Government approach to green list ‘cack-handed’ – McDonald

Micheál Martin says he is not ‘at odds’ with Varadkar over publication of green list

Sinn Féin leader Mary Lou McDonald has told Taoiseach Micheál Martin that the Government's decision to publish a green list of countries and territories considered safe to travel to and from is a "reckless policy." Video: Oireachtas TV

 

Taoiseach Micheál Martin has insisted he is not at odds with Tánaiste Leo Varadkar over the publication of a “green list” of 15 countries considered safe to travel to and from.

Sinn Féin leader Mary Lou McDonald accused the Government of “a reckless policy on international travel, saying there was “absolute public confusion” and a lack of confidence about its “cack-handed” approach.

She told Mr Martin he was “at odds” with the Tánaiste. “The confusion between your two selves hardly adds to public confidence, and instead of managing the risks that we clearly face, you have pursued a reckless policy with effectively no checks and balances,” she told Mr Martin.

In response, Mr Martin said Sinn Féin in Stormont had “signed off on” a plan that allows travel between Northern Ireland and 59 countries. “We’re taking a much more conservative approach.”

“Testing and contact tracing remains the gold standard,” he continued, adding that the quick tracing of contacts was the key that would decide the State’s future ability to “stay on top of the virus”.
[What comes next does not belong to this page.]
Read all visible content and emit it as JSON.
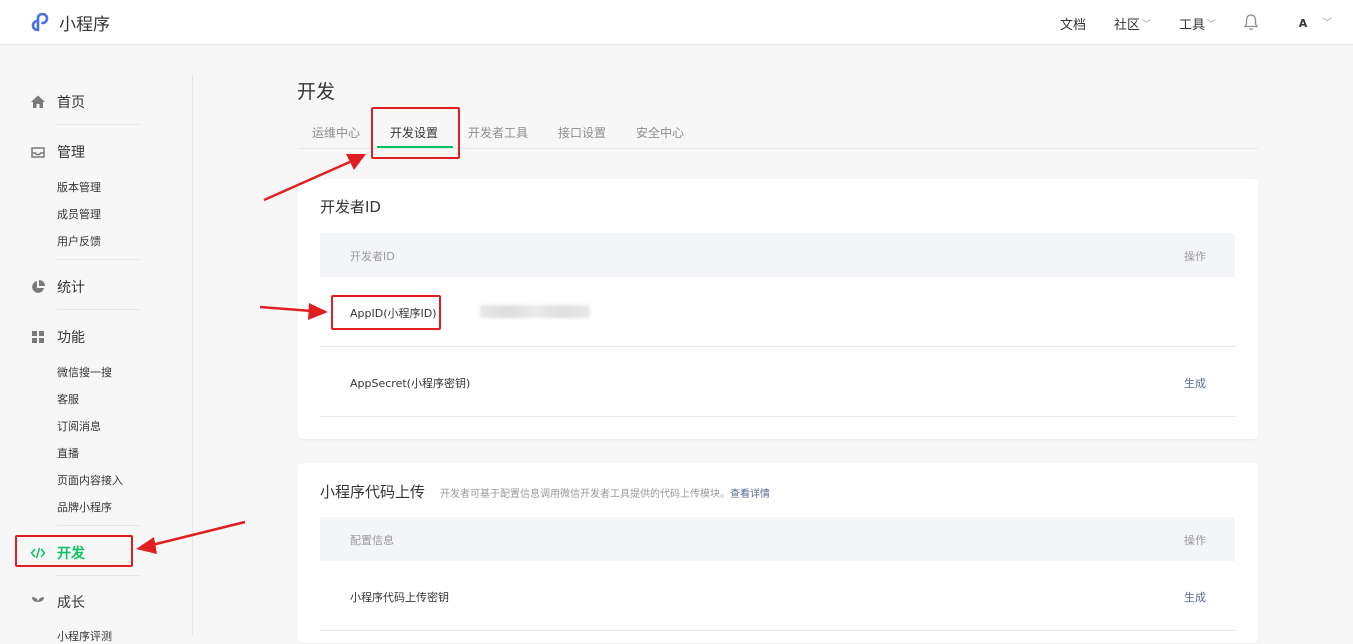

Perspective

Mr Martin said in the first 12 days of July last year, 1.469 million people arrived at Dublin Airport, compared with 134,000 people this month.
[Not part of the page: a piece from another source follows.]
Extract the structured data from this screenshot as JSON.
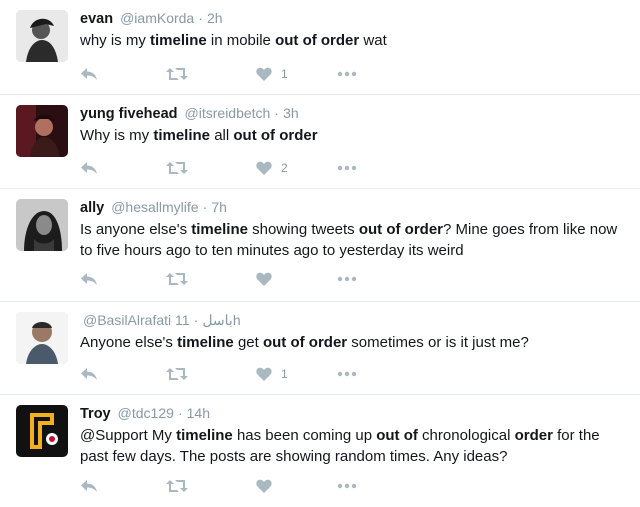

“I acknowledge the concerns about those arriving in the country but we need to keep it in perspective. There was a 91 per cent drop in travel this year,” he said.

During Leaders’ Questions in the Dáil, the Taoiseach said: “I’m clear the safest thing is not to travel”, but people would “not have to restrict their movements” on their return if they travelled to one of the countries on the green list.

On Tuesday Mr Varadkar suggested if there was not a very clear message around the travel policy, “then we would be better off not having a green list”, just hours before the Cabinet agreed the 15-strong list.

Ms McDonald told the Taoiseach “you have put yourselves at odds with public health advice, which is for no international travel”.

She said people could travel with reduced risk but “ordinary people have been thrown under the bus”. People who have cancelled their holidays are potentially out of pocket and those who travel will travel uninsured, she said.

Not publishing a “red list” of unsafe countries was another problem when people were arriving from countries with much higher rates of Covid-19, she added.

“There is no isolation or proper form of quarantine and putting a [passenger locator] form online is not going address this.”

Ms McDonald also accused the Government of being “passive” in relation to an all-island approach.

She said the Taoiseach needed “to make the case very strongly of the absolute necessity for the correct island-wide approach to protect the health of our people” at the forthcoming North-South Ministerial Council meeting.

‘Synergy’ with NI

Mr Martin acknowledged “the roles and responsibility of the Northern Ireland Executive and that it’s connected to the advice in the UK”.

He pledged to “work towards achieving the maximum synergy between the Northern Ireland administration and our Government to suppress the virus”.

But he said “the reality of an all island approach is clearly challenging”.

Independent TD Michael McNamara said there was increased hostility towards tourists coming into the State about flouting laws, when those laws did not exist.

There is no legal requirement to quarantine for anyone coming into this country, he said, adding that the Government should state its policy clearly.

Mr Martin said there were complex legal issues involved and mandatory quarantining and contact tracing was the better approach.

He said Ireland had one of the “most restrictive” travel regimes in the world amid the pandemic.

Martin acknowledged there were Covid-19 cases linked to travel, but “the bigger threat involves how people behave”, including going to house parties, which was the fastest way to spread the virus.